Jungle Beauty Goddesses – Aquatic Ball – Book 2 by Cassandra George Sturges is a series of short novellas that explores the possible origins of the Universe, through an eternal and immortal family of planet-makers and developers. The Goddesses, all seven of them, are the daughters of the maker of the Universe and are tasked with developing and creating life on planet earth, which they have done but there is some concern at the direction that humanity has taken with its exploitation and potential destruction of their beautiful creation. The sisters were unfortunately captured by the military and subjected to various experiments, with one of the sisters being raped and impregnated by a human and one of them being killed. In this iteration of the tale, earth is rapidly turning into a water world with the land masses being buried and swallowed by the seas. When the Goddesses attempt to find out what is happening, they run into an advanced culture of undersea mer-people who are adamant that they should be the rightful inheritors of the planet and not humanity, who are rapidly disappearing as the land submerges.
This book is one that takes you a little by surprise. It is much more than the gentle fairy tale that it initially appeared to be. Jungle Beauty Goddesses – Aquatic Ball – Book 2 takes the reader on a thoughtful journey through man’s inhumanity to man and his total disregard for the planet and the creatures that share it with him. Author Cassandra George Sturges does an excellent job of poking the borax at us, as people and our attitudes to the world we have been given stewardship over.

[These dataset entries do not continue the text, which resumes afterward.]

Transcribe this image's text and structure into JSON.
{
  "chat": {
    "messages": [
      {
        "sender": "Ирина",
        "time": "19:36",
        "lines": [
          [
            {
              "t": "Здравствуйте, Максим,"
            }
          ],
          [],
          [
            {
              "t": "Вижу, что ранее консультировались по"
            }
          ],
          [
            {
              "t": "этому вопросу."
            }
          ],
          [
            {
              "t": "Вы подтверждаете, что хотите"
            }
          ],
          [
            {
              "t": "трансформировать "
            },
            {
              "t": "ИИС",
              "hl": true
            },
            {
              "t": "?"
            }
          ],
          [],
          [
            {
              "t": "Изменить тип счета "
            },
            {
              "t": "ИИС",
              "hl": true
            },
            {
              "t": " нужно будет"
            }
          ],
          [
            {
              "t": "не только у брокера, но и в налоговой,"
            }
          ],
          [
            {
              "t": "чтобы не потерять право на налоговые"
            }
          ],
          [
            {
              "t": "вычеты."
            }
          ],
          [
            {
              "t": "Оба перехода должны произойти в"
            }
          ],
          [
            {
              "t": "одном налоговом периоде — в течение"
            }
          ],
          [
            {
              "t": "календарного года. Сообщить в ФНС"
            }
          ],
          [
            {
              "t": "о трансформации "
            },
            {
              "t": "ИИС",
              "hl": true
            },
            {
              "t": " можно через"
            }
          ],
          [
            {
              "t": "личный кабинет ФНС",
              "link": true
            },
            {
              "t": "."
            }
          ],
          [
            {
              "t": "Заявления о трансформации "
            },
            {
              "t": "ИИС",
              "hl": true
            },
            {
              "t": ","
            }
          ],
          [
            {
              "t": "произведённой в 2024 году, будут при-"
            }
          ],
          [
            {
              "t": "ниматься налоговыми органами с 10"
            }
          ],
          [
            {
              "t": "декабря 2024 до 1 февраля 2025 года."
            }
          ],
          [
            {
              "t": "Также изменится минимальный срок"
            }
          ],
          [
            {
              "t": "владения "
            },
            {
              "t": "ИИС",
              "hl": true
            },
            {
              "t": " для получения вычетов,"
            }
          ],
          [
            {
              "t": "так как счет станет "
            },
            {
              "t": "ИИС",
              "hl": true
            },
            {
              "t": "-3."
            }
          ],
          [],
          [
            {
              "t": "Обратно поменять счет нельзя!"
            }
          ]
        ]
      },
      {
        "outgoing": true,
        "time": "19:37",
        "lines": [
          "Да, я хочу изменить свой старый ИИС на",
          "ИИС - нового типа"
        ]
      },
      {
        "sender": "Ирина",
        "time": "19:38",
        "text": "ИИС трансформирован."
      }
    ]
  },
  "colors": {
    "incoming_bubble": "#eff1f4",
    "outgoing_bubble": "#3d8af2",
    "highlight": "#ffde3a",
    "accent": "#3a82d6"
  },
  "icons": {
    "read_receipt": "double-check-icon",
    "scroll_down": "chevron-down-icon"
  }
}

Although short, this story can be read as a stand-alone tale, as the author does well in giving us broad hints as to the past and what has happened previously, allowing the reader to enjoy the narrative of the meeting with and exploration of the mer-people. The sisters (the Jungle Beauty Goddesses) are undoubtedly the stars of the show and it was interesting to see their characters develop over the short span of the book. I hadn’t read Book 1, but as I said that didn’t matter and if the purpose of the author was to spur me to read Book 3 (as it should be) there is enough of interest in this story to consider doing so. What I particularly liked was the (intentional?) links to “new-age” thought and the Law of Attraction. This vibrated well with me, as a believer in the Universe and universal thought. This book has much more depth than a casual glance would suggest and for that reason I can recommend it as an interesting and thought-provoking read.